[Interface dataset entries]

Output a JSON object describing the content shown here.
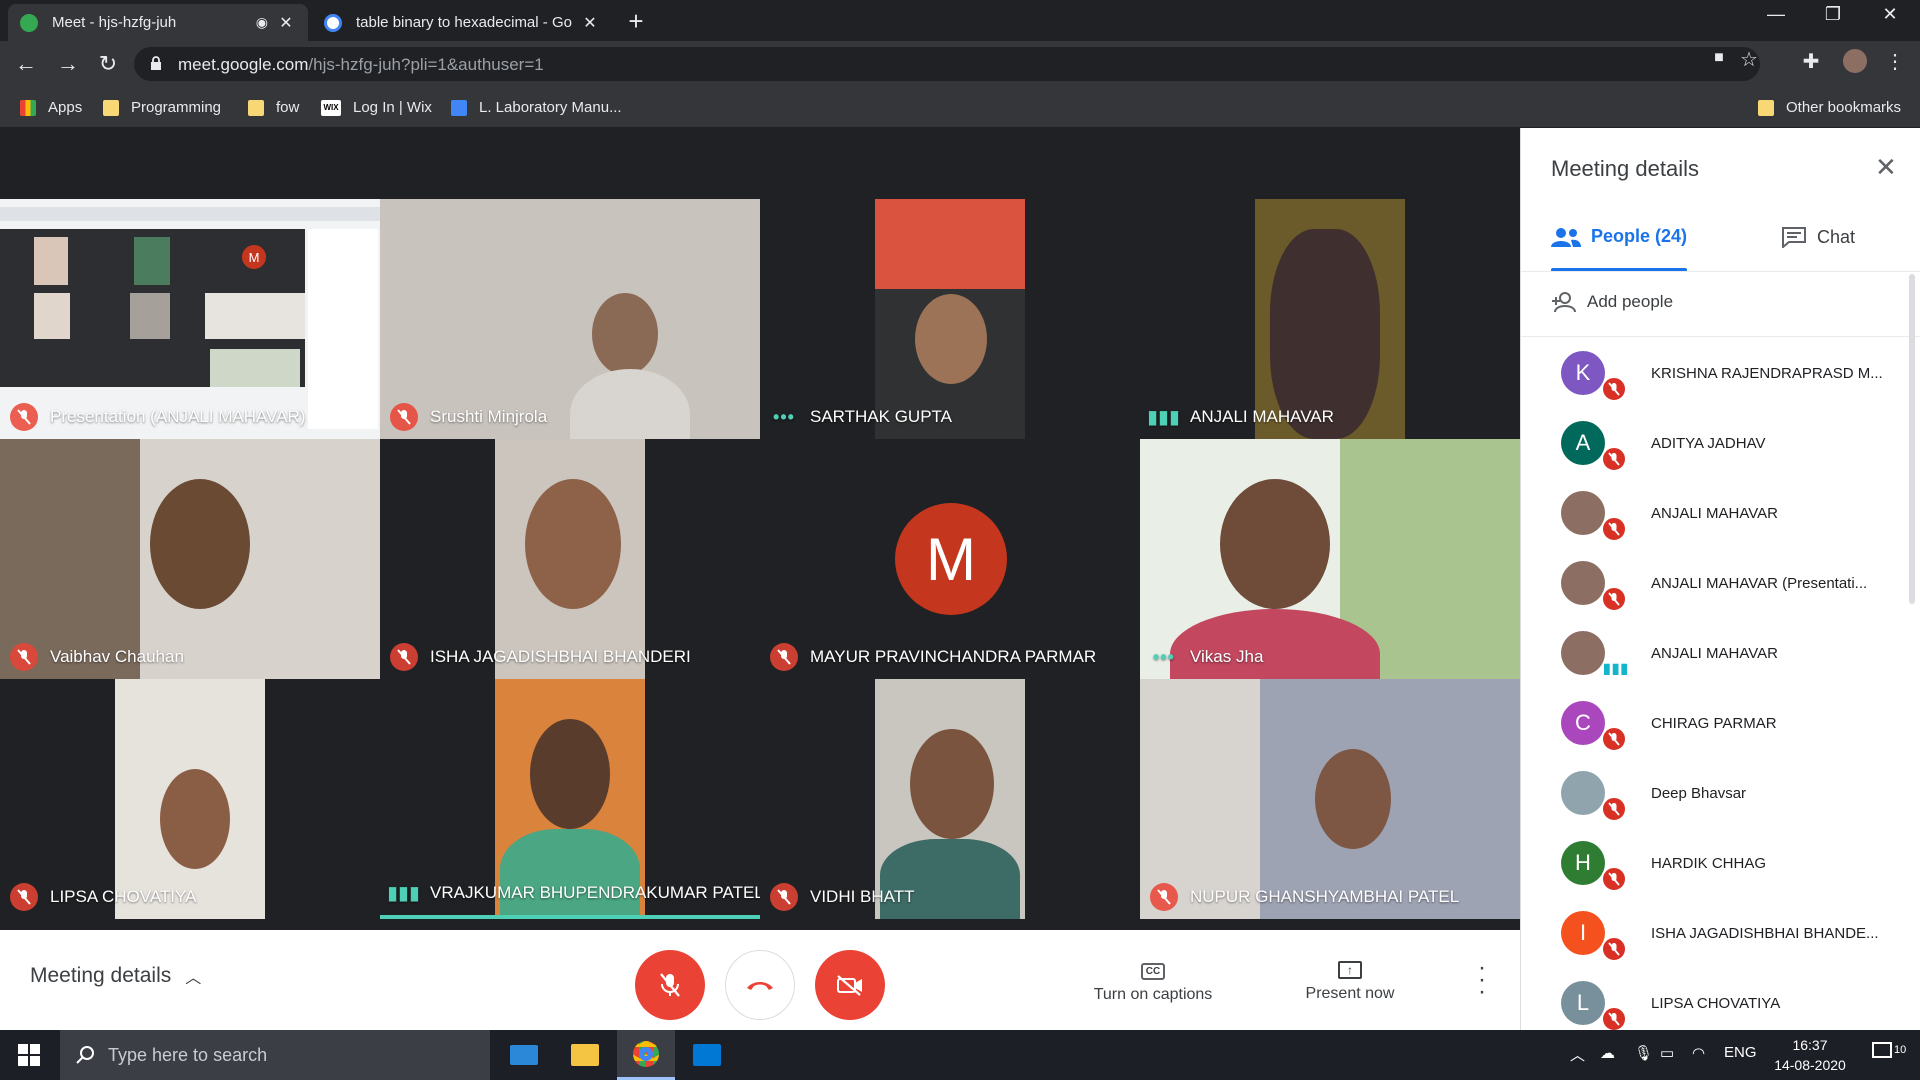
{
  "browser": {
    "tabs": [
      {
        "title": "Meet - hjs-hzfg-juh",
        "active": true
      },
      {
        "title": "table binary to hexadecimal - Go",
        "active": false
      }
    ],
    "url_host": "meet.google.com",
    "url_path": "/hjs-hzfg-juh?pli=1&authuser=1",
    "bookmarks": [
      {
        "label": "Apps"
      },
      {
        "label": "Programming"
      },
      {
        "label": "fow"
      },
      {
        "label": "Log In | Wix"
      },
      {
        "label": "L. Laboratory Manu..."
      }
    ],
    "other_bookmarks": "Other bookmarks"
  },
  "meet": {
    "tiles": [
      {
        "name": "Presentation (ANJALI MAHAVAR)",
        "status": "muted"
      },
      {
        "name": "Srushti Minjrola",
        "status": "muted"
      },
      {
        "name": "SARTHAK GUPTA",
        "status": "dots"
      },
      {
        "name": "ANJALI MAHAVAR",
        "status": "speaking"
      },
      {
        "name": "Vaibhav Chauhan",
        "status": "muted"
      },
      {
        "name": "ISHA JAGADISHBHAI BHANDERI",
        "status": "muted"
      },
      {
        "name": "MAYUR PRAVINCHANDRA PARMAR",
        "status": "muted",
        "avatar": "M"
      },
      {
        "name": "Vikas Jha",
        "status": "dots"
      },
      {
        "name": "LIPSA CHOVATIYA",
        "status": "muted"
      },
      {
        "name": "VRAJKUMAR BHUPENDRAKUMAR PATEL",
        "status": "speaking"
      },
      {
        "name": "VIDHI BHATT",
        "status": "muted"
      },
      {
        "name": "NUPUR GHANSHYAMBHAI PATEL",
        "status": "muted"
      }
    ],
    "presentation_thumb_avatar": "M",
    "bottom_bar": {
      "meeting_details": "Meeting details",
      "captions": "Turn on captions",
      "present": "Present now"
    }
  },
  "panel": {
    "title": "Meeting details",
    "tab_people": "People (24)",
    "tab_chat": "Chat",
    "add_people": "Add people",
    "people": [
      {
        "name": "KRISHNA RAJENDRAPRASD M...",
        "initial": "K",
        "color": "#7e57c2",
        "state": "muted"
      },
      {
        "name": "ADITYA JADHAV",
        "initial": "A",
        "color": "#00695c",
        "state": "muted"
      },
      {
        "name": "ANJALI MAHAVAR",
        "initial": "",
        "color": "#8d6e63",
        "state": "muted"
      },
      {
        "name": "ANJALI MAHAVAR (Presentati...",
        "initial": "",
        "color": "#8d6e63",
        "state": "muted"
      },
      {
        "name": "ANJALI MAHAVAR",
        "initial": "",
        "color": "#8d6e63",
        "state": "speaking"
      },
      {
        "name": "CHIRAG PARMAR",
        "initial": "C",
        "color": "#ab47bc",
        "state": "muted"
      },
      {
        "name": "Deep Bhavsar",
        "initial": "",
        "color": "#90a4ae",
        "state": "muted"
      },
      {
        "name": "HARDIK CHHAG",
        "initial": "H",
        "color": "#2e7d32",
        "state": "muted"
      },
      {
        "name": "ISHA JAGADISHBHAI BHANDE...",
        "initial": "I",
        "color": "#f4511e",
        "state": "muted"
      },
      {
        "name": "LIPSA CHOVATIYA",
        "initial": "L",
        "color": "#78909c",
        "state": "muted"
      }
    ]
  },
  "taskbar": {
    "search_placeholder": "Type here to search",
    "language": "ENG",
    "time": "16:37",
    "date": "14-08-2020",
    "notification_count": "10"
  },
  "colors": {
    "meet_red": "#ea4335",
    "accent_blue": "#1a73e8",
    "speaking_teal": "#4dd0b5"
  }
}
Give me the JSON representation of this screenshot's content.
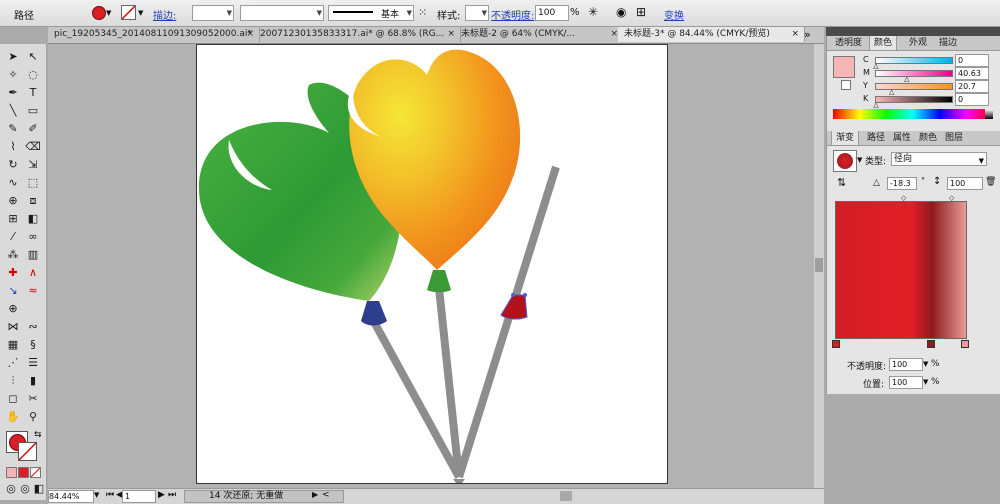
{
  "control_bar": {
    "object_label": "路径",
    "stroke_label": "描边:",
    "stroke_style": "基本",
    "style_label": "样式:",
    "opacity_label": "不透明度:",
    "opacity_value": "100",
    "opacity_unit": "%",
    "transform_label": "变换"
  },
  "doc_tabs": [
    {
      "label": "pic_19205345_20140811091309052000.ai*",
      "active": false
    },
    {
      "label": "20071230135833317.ai* @ 68.8% (RG...",
      "active": false
    },
    {
      "label": "未标题-2 @ 64% (CMYK/...",
      "active": false
    },
    {
      "label": "未标题-3* @ 84.44% (CMYK/预览)",
      "active": true
    }
  ],
  "tabs_overflow": "»",
  "status_bar": {
    "zoom": "84.44%",
    "page": "1",
    "history": "14 次还原; 无重做"
  },
  "color_panel": {
    "tabs": [
      "透明度",
      "颜色",
      "外观",
      "描边"
    ],
    "active_tab": "颜色",
    "channels": [
      {
        "name": "C",
        "value": "0",
        "level": 0.0
      },
      {
        "name": "M",
        "value": "40.63",
        "level": 0.4063
      },
      {
        "name": "Y",
        "value": "20.7",
        "level": 0.207
      },
      {
        "name": "K",
        "value": "0",
        "level": 0.0
      }
    ],
    "swatch_color": "#f7b5b6"
  },
  "gradient_panel": {
    "tabs": [
      "渐变",
      "路径",
      "属性",
      "颜色",
      "图层"
    ],
    "active_tab": "渐变",
    "type_label": "类型:",
    "type_value": "径向",
    "angle": "-18.3",
    "angle_unit": "°",
    "aspect": "100",
    "aspect_unit": "%",
    "opacity_label": "不透明度:",
    "opacity_value": "100",
    "opacity_unit": "%",
    "position_label": "位置:",
    "position_value": "100",
    "position_unit": "%",
    "stops": [
      "#d41d24",
      "#e21e26",
      "#8f1a1c",
      "#e89c98"
    ]
  },
  "colors": {
    "accent_red": "#d81f26",
    "balloon_green": "#3fa33a",
    "balloon_orange": "#f29018",
    "balloon_yellow": "#f2d12a",
    "stick_gray": "#8d8d8d",
    "knot_blue": "#2e3f8f",
    "knot_red": "#b3121a"
  }
}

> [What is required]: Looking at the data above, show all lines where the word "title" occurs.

> [Solution below]:
        "title": "Meet - hjs-hzfg-juh",
        "title": "table binary to hexadecimal - Go",
    "title": "Meeting details",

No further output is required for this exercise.